Probably not. Most attorneys simply can't afford to do a lot of pro bono. We do try. I handled a full blown child custody trial not long ago and only charged $1,000.00. That's not true pro bono, but I did basically donate several thousand dollars worth of my time. I also try (and am one of the few who do) to work with people and work out payment plans, even on criminal cases - although that may have to stop.

This is a challenge that needs to be addressed by our political leaders. More needs to be done than just asking lawyers to do more free work. Believe me, I'd do it if I could. I love the law and it is my nature to want to help people. I just can't do it and make a living at the same time.


Saturday, April 18, 2009

Driver's License and No Insurance

A few months ago I wrote here about the laws that have been passed that permit insurance company's to have your driver's licenses suspended if you don't pay their demand for subrogation. They do this by asking the Department of Safety to require you to pay in the amount of the subrogation claim and the penalty for failure to do so is suspension.

The course of events in the case I was handling was as follows:

My client was involved in an accident. He was not cited as being at fault by the investigating officer. The other driver's insurance company paid to have that car repaired.
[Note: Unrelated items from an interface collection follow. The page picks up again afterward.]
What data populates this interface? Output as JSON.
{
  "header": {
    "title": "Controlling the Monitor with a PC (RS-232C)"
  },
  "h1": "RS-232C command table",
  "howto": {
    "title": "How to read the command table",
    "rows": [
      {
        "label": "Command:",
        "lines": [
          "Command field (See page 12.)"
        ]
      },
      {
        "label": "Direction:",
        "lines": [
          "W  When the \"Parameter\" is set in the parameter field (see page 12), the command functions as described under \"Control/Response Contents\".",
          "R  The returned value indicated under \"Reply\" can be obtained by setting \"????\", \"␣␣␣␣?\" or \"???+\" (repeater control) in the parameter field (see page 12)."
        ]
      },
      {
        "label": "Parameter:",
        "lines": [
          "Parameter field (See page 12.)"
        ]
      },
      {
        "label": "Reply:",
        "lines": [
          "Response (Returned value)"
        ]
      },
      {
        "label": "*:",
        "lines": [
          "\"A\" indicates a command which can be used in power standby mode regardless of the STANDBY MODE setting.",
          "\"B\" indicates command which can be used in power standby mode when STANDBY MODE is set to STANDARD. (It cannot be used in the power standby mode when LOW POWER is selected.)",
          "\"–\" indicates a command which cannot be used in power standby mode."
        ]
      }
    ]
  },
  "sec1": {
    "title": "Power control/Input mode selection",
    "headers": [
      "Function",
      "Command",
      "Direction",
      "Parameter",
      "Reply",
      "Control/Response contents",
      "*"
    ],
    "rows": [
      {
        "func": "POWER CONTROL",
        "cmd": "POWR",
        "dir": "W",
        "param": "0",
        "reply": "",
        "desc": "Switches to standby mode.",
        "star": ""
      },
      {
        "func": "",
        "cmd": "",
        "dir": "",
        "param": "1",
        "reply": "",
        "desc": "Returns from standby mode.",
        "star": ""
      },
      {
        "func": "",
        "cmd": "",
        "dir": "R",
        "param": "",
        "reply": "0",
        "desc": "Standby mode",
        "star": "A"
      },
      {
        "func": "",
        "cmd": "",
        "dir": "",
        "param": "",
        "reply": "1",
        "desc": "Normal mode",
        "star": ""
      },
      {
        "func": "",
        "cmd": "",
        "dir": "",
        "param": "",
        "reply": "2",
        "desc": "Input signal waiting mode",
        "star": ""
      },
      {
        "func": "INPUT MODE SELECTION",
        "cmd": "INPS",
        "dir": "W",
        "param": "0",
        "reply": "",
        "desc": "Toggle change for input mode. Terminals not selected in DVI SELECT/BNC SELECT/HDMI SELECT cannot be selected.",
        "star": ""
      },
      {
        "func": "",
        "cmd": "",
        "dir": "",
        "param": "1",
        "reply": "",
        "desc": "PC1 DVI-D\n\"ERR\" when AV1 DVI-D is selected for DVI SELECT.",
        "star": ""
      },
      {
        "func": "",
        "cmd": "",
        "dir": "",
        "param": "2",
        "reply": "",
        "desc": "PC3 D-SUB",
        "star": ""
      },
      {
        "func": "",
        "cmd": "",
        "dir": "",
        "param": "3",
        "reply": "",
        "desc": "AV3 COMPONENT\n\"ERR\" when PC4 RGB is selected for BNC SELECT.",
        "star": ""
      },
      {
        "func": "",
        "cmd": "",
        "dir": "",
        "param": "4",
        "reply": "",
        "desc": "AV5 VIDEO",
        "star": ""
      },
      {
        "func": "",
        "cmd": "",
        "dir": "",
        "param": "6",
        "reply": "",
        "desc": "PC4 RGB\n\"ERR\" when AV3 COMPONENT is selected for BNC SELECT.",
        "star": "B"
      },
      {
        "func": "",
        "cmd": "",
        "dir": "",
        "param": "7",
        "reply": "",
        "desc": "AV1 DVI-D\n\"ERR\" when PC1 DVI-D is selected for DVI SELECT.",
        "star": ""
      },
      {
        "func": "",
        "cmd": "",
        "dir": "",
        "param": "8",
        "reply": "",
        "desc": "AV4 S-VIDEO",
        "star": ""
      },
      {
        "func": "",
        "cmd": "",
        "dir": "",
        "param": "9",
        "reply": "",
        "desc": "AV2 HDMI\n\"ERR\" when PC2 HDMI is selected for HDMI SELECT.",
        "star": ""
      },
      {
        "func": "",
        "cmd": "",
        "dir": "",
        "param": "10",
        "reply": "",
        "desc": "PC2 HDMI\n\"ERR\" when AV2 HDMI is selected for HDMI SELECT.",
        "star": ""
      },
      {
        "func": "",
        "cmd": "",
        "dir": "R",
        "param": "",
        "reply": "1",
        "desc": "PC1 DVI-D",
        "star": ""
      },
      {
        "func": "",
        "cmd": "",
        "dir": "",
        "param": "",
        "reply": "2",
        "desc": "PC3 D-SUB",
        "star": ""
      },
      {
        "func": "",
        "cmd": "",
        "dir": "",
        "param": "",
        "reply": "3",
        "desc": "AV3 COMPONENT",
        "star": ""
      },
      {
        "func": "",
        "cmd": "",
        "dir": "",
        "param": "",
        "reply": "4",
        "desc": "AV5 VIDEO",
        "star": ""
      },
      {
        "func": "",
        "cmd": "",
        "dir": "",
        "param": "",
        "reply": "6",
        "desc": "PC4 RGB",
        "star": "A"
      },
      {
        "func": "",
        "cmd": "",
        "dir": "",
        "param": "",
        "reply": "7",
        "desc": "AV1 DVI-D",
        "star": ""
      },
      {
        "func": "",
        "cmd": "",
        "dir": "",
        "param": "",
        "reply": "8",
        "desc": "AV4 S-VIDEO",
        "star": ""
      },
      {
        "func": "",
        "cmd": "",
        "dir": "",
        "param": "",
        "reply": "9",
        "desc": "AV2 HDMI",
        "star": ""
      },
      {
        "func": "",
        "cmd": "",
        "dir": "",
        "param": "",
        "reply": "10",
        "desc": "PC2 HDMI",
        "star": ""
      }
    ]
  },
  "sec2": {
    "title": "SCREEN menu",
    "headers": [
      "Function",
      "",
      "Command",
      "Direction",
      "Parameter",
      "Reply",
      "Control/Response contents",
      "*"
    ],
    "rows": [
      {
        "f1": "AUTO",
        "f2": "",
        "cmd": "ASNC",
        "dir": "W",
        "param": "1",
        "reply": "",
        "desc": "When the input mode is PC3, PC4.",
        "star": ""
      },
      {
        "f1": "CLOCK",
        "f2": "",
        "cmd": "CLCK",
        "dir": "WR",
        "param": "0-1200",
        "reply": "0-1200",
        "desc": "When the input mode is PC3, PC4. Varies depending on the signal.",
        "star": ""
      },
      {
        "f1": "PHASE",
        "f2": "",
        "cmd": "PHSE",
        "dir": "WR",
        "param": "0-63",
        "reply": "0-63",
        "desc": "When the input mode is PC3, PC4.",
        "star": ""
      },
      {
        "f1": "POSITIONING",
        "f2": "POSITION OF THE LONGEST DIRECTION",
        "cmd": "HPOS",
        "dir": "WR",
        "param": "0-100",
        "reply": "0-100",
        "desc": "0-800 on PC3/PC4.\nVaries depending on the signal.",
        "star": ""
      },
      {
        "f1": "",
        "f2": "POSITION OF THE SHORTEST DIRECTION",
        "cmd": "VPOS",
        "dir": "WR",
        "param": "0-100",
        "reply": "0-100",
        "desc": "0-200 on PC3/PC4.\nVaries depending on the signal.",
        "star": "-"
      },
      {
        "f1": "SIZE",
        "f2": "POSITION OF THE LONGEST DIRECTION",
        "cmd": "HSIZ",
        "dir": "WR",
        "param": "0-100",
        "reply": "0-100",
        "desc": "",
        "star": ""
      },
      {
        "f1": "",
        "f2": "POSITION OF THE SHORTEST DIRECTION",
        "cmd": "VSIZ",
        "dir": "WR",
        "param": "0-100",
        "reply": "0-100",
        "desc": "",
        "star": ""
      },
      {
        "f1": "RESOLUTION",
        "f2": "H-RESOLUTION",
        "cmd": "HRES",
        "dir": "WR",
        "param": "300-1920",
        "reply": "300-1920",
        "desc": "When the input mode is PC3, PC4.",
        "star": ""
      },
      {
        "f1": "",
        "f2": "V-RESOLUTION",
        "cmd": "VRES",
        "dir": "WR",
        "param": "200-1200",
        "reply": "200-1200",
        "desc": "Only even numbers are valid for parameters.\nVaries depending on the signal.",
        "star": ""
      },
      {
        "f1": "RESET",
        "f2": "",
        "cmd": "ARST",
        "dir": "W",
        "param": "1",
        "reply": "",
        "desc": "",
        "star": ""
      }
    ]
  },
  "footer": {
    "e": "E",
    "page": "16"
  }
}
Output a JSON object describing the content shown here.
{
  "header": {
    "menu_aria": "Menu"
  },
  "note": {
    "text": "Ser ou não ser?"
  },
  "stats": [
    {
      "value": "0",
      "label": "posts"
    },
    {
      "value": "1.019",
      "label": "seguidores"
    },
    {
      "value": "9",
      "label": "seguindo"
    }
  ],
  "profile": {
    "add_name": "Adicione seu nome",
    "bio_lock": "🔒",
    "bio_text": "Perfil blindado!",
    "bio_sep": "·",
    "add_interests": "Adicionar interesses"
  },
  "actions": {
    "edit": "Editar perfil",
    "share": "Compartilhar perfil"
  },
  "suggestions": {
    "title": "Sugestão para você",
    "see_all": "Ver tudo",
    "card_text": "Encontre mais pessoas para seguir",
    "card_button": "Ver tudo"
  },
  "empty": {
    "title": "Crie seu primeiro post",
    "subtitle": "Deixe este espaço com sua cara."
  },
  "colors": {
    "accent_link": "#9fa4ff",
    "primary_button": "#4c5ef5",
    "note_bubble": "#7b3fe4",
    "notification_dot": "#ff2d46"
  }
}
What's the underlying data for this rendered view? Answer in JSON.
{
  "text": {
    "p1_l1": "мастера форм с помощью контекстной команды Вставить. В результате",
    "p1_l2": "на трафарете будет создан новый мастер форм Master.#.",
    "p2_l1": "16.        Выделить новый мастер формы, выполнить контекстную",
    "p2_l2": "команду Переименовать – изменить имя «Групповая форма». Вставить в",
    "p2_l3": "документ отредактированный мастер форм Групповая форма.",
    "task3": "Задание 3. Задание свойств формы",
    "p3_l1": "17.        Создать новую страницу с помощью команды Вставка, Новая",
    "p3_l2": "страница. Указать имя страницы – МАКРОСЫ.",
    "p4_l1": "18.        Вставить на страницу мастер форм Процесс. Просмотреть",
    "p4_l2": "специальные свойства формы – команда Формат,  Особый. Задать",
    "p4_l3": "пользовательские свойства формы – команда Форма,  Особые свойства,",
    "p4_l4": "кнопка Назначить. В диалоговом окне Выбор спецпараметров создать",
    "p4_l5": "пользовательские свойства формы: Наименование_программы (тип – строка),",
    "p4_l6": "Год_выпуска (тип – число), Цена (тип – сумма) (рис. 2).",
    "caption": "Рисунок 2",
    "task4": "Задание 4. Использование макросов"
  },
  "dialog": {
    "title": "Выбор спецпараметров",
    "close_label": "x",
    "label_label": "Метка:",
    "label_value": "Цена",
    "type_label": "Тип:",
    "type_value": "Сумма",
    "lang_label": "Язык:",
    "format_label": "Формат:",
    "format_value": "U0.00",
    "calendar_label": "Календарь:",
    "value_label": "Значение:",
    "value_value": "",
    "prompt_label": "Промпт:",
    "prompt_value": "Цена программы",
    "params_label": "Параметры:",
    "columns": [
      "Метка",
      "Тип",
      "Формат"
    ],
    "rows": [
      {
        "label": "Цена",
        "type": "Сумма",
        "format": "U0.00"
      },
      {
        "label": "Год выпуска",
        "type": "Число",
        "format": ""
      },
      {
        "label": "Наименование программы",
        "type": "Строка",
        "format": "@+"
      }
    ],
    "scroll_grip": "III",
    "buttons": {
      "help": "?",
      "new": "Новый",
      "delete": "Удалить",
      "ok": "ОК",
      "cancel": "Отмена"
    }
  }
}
They then sent my client a letter saying "We have determined that you were at fault. Please pay us $3,000.00, which is the amount of the claim we paid our insured." My client refused, since he wasn't at fault and there had been no determination by any court that he was obligated to pay anyone anything. The insurance company then sent a claim to the Department of Safety asking them to require my client to pay in to them $3,000.00 "pending a determination of fault." Still no court case was filed. My client received a letter from the Department of Safety informing him that he must pay or face suspension of his license.

We appealed and had a hearing that focused on the issue of fault. The insurance company did not send anyone to the hearing.

The decision came down this week. My client was found not to be at fault and his license will not be suspended.

But he is out several thousand dollars in legal fees - all caused by an insurance company pursuing a subrogation claim that they had no right to pursue. I am wondering whether they ought to face some kind of liability there for his out of pocket expenses or other damages.

In any event, this happens on a regular basis. I actually had another client call last week with the identical problem. He hasn't decided whether to retain me to appeal that one, but I hope he does. Only by standing up for yourself will things begin to change.


Friday, April 3, 2009

Winning the Lottery

Someone asked me today what I would do if I won the lottery (I don't generally play). My reply was that I would keep doing what I'm doing but if I had enough I would just start working for people for free or for vastly reduced fees. I'd probably hire in a few attorneys to help increase the caseload, advertise that we would do criminal cases free and just help people out.

No, I'm not a do-gooder. I just love practicing law (so I wouldn't give it up) and I hate having to turn people away who can't pay. If I was ever in a position to do so, I'd love to run a free legal clinic.

Likely it won't happen, but it was nice to dream about it for a while.


Thursday, April 2, 2009

Traffic Cameras

A couple weeks ago I handled a call on my radio show (Thursdays, 11:00 AM CT, WTNK Hartsville) about the use of video cameras to issue tickets for running traffic lights. At the time, I expressed concern about the fact that, once we start down that road, we would find it easier to use cameras for other law enforcement tasks until one day we find ourselves living our whole lives under the watching eye.

Well, I recently read an article detailing the plans of several cities across the country to use the cameras, and special software, to read license plate numbers and check them against a database of insured drivers. No insurance? A ticket will be mailed to you.

The officials quoted in the article made no bones about it - it's not safety, it's revenue. They just want the additional money.

This is why the trend is so bothersome.